What has been happening in the world of Open Access in the last week (or two)?
On Wednesday (May 14, 2014), SPARC, EIFL, and COAR, among other open access movement efforts, have released statements expressing that the use of short-term embargoes to aid in protecting publishers’ revenues during their transition to other business models, is an acceptable transitional mechanism. Generally, each group’s statement explicitly acknowledges that these embargoes are not a permanent solution but serve as an appropriate means of transition and should be used resourcefully.
Such news has already seen critical response by science communication bloggers as illustrated on PLOS Blogs.
An article in Inside Higher Ed describes the response to another transition mechanism that entails partnerships among stakeholders to allocate and direct funds. This model is detailed in a white paper written by R. Kennison and L. Norberg who’s focus is primarily on open access publishing of humanities and social science journals.
The Library at University of Bath has drawn attention to Open Access Button, on its blog, encouraging those who search for research materials to help develop awareness of paywall issues.
Interesting findings by Canadian Science Publishing, in a report that focuses on science publishing trends, in 2014, finds that authors do not, overwhelmingly, choose to publish in open access journals despite their equally overwhelming desire to see open access be the standard outcome of published research. An opinion article, from The Scholarly Kitchen, does a good job of connecting the pertinent data to the issue at large.

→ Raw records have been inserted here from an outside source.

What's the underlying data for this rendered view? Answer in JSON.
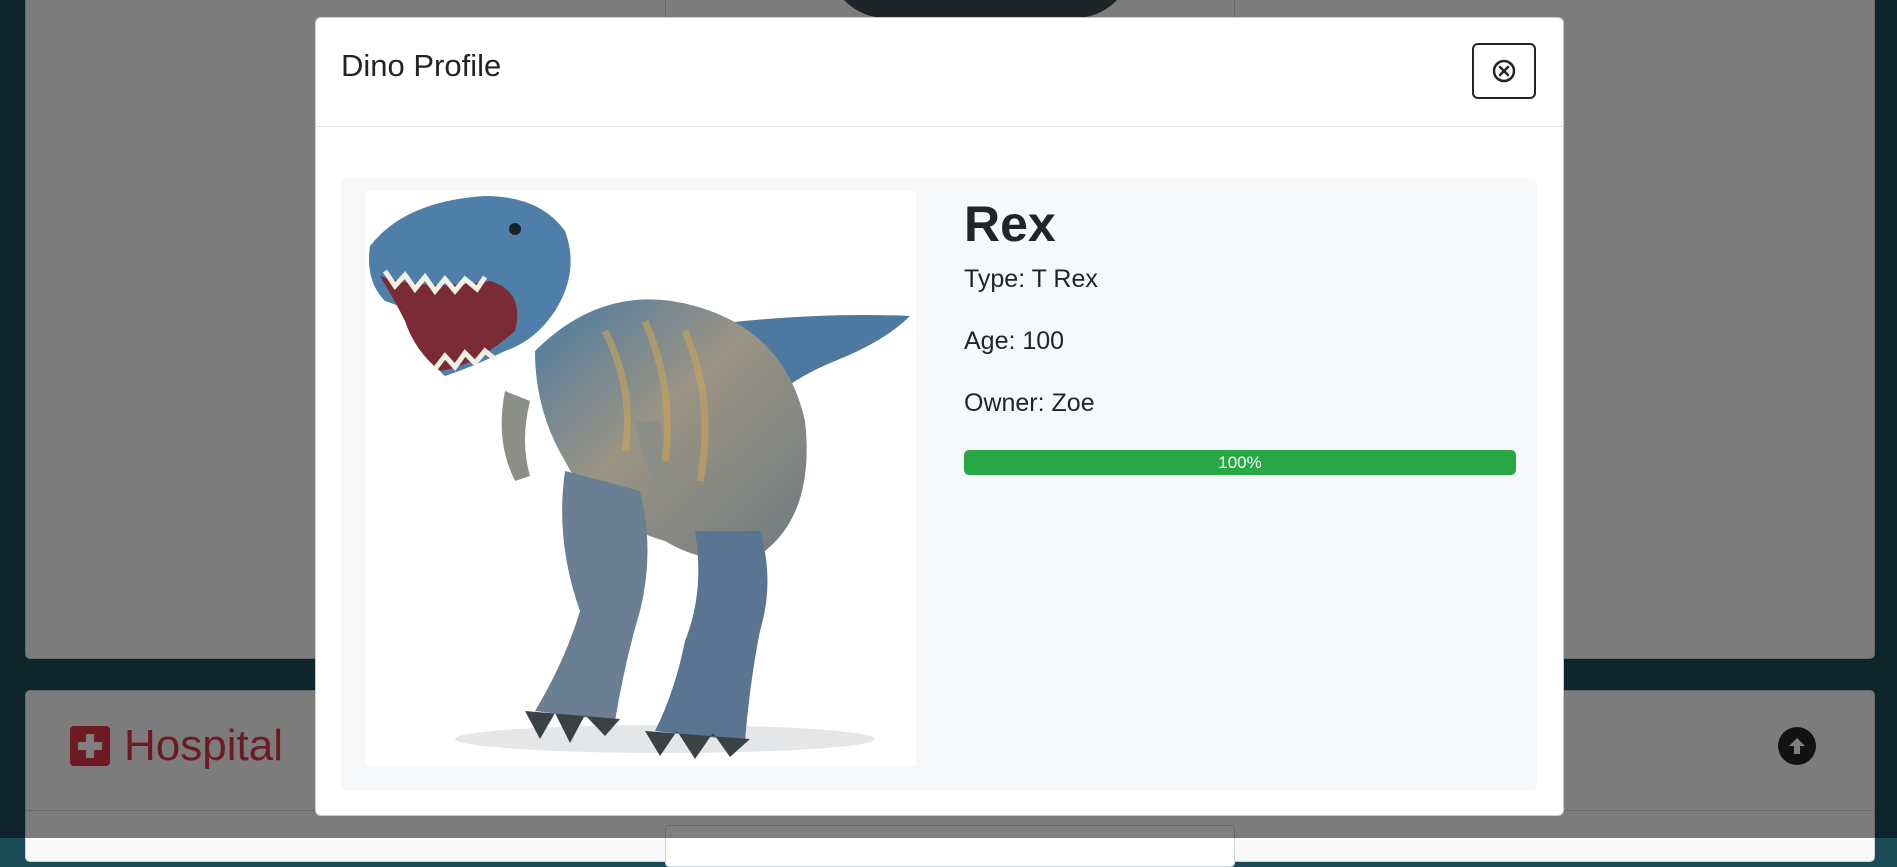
{
  "background": {
    "section_title": "Hospital"
  },
  "modal": {
    "title": "Dino Profile",
    "close_icon": "close-circle-icon",
    "dino": {
      "name": "Rex",
      "type_line": "Type: T Rex",
      "age_line": "Age: 100",
      "owner_line": "Owner: Zoe",
      "progress": 100,
      "progress_label": "100%",
      "image": "t-rex-toy-photo"
    }
  },
  "colors": {
    "accent_green": "#28a745",
    "hospital_red": "#dc3545",
    "page_teal": "#1b4b57"
  }
}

Springer, a major publisher that offers a variety of open access options to its contributors, has announced that it will collaborate with five Japanese societies on an open access journal that focuses on earth sciences, Earth, Planets, and Space.